**Provided records:**

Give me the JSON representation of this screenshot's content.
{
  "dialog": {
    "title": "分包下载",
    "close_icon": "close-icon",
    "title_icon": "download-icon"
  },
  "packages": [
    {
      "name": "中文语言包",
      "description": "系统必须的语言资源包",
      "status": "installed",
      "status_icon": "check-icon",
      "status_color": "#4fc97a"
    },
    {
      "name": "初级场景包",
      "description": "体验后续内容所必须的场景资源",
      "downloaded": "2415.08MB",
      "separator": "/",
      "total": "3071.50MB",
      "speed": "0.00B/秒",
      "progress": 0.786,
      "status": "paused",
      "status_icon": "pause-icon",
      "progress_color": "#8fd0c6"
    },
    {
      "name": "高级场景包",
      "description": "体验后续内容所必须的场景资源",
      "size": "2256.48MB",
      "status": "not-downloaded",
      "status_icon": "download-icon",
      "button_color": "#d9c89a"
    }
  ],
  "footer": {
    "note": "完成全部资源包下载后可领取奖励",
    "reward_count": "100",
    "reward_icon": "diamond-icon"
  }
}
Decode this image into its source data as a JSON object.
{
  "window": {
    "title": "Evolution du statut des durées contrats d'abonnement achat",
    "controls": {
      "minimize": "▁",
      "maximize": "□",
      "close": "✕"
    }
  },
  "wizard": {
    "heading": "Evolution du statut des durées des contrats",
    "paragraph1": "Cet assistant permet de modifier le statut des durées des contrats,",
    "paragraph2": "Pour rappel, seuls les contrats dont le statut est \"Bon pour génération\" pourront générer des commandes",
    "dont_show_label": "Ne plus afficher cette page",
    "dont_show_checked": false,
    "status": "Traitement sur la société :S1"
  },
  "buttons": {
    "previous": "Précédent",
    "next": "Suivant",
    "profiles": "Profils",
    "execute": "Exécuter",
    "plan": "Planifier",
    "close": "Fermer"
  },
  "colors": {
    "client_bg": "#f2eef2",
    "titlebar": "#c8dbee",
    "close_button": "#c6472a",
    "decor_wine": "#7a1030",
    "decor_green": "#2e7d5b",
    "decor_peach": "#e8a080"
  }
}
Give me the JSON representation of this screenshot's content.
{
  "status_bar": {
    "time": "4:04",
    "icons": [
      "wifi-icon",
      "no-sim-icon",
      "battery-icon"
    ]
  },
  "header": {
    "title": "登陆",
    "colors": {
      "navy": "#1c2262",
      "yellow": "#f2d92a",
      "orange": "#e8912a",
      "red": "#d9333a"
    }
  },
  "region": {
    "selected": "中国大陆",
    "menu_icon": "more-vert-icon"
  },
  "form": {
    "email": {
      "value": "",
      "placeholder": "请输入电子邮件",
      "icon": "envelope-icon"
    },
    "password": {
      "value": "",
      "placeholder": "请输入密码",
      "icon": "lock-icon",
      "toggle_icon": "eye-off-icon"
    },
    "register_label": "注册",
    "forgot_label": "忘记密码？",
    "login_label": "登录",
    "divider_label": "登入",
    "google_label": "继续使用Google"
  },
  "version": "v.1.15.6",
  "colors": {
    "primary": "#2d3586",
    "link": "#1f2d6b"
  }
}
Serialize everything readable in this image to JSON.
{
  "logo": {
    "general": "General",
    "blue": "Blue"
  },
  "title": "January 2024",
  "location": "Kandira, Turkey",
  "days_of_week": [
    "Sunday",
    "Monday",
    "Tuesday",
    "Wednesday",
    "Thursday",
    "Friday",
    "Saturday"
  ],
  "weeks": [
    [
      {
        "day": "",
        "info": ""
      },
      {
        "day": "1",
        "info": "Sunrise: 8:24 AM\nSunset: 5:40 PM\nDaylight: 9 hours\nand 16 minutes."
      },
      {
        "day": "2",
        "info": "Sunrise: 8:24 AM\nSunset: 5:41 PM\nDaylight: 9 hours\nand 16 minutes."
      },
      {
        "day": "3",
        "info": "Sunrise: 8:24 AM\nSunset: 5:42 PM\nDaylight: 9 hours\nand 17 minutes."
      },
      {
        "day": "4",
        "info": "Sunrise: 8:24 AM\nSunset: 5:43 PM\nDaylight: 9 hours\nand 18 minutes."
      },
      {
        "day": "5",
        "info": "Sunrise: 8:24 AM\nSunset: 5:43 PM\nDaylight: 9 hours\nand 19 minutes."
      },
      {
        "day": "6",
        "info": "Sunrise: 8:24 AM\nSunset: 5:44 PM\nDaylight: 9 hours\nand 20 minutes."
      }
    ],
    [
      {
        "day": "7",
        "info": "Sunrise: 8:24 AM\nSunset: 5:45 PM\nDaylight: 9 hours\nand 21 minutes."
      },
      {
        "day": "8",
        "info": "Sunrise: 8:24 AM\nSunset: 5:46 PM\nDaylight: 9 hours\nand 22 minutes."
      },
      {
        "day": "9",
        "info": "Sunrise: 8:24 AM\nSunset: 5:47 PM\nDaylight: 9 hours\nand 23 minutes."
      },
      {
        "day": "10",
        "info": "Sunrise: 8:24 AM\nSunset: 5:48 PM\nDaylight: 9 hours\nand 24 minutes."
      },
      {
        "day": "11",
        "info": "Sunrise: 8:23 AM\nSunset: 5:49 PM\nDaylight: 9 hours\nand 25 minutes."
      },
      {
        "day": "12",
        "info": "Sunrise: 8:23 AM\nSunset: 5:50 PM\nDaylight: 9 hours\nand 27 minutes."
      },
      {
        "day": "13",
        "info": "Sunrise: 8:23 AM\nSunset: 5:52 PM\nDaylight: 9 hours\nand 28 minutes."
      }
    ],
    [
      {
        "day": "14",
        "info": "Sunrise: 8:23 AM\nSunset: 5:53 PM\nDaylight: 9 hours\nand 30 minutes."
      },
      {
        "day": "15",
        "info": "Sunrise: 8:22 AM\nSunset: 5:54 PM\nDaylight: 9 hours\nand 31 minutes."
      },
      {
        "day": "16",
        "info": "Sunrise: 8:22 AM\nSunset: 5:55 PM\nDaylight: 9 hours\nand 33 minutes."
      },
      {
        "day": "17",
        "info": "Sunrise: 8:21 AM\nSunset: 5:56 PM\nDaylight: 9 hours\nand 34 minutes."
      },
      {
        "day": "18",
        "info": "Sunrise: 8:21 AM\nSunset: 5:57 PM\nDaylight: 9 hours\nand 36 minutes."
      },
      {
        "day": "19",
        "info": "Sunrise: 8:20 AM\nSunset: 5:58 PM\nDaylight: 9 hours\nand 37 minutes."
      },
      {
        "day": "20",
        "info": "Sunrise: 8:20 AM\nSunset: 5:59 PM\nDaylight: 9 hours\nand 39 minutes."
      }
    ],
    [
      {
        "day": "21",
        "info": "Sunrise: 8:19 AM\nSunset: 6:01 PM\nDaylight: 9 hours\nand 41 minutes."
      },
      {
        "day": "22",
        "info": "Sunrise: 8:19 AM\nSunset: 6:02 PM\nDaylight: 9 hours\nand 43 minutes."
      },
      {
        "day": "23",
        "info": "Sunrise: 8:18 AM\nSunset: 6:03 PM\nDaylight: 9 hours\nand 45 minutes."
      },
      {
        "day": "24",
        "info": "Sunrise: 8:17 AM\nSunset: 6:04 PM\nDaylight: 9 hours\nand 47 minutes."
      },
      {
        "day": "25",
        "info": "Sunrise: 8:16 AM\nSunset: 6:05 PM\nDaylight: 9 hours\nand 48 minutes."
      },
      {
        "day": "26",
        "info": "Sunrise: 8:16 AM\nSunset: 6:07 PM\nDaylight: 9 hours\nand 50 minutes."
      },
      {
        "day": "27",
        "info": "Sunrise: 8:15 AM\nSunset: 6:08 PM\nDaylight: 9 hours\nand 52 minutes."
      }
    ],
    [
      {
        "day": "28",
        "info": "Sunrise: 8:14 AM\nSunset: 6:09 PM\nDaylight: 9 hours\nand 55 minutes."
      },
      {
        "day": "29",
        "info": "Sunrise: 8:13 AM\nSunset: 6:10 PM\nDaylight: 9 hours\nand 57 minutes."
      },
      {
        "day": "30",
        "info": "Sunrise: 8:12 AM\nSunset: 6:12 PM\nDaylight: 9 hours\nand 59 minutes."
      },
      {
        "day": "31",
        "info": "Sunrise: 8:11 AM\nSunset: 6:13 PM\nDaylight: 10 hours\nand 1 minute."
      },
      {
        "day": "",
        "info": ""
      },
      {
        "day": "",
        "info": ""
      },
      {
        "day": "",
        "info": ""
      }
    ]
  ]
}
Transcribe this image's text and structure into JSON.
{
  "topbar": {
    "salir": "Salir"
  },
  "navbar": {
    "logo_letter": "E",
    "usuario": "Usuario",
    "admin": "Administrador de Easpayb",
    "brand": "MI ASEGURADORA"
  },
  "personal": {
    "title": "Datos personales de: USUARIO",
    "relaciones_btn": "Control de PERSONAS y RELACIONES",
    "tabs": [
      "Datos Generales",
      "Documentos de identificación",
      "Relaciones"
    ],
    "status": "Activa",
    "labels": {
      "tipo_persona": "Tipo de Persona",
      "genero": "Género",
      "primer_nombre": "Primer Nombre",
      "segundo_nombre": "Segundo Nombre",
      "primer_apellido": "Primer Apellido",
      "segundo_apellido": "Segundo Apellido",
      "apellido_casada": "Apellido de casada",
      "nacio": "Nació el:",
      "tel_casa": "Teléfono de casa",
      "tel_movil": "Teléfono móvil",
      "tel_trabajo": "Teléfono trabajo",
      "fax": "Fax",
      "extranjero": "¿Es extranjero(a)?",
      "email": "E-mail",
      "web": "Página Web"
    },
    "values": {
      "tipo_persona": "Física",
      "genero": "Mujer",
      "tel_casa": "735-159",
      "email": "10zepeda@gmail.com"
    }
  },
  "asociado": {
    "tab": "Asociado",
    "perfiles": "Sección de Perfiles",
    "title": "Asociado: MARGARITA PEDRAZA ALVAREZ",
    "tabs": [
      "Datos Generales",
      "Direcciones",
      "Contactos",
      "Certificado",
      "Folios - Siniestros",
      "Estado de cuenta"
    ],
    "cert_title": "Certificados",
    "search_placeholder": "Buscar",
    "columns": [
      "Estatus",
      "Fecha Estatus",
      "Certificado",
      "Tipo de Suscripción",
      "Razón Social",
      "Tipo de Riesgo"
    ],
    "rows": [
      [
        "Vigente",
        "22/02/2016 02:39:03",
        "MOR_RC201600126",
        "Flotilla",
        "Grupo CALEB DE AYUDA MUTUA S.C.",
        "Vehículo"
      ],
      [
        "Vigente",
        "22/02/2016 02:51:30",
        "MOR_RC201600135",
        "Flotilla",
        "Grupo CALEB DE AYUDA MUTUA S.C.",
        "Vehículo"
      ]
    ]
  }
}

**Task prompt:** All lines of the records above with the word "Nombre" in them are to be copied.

**Result:**
      "primer_nombre": "Primer Nombre",
      "segundo_nombre": "Segundo Nombre",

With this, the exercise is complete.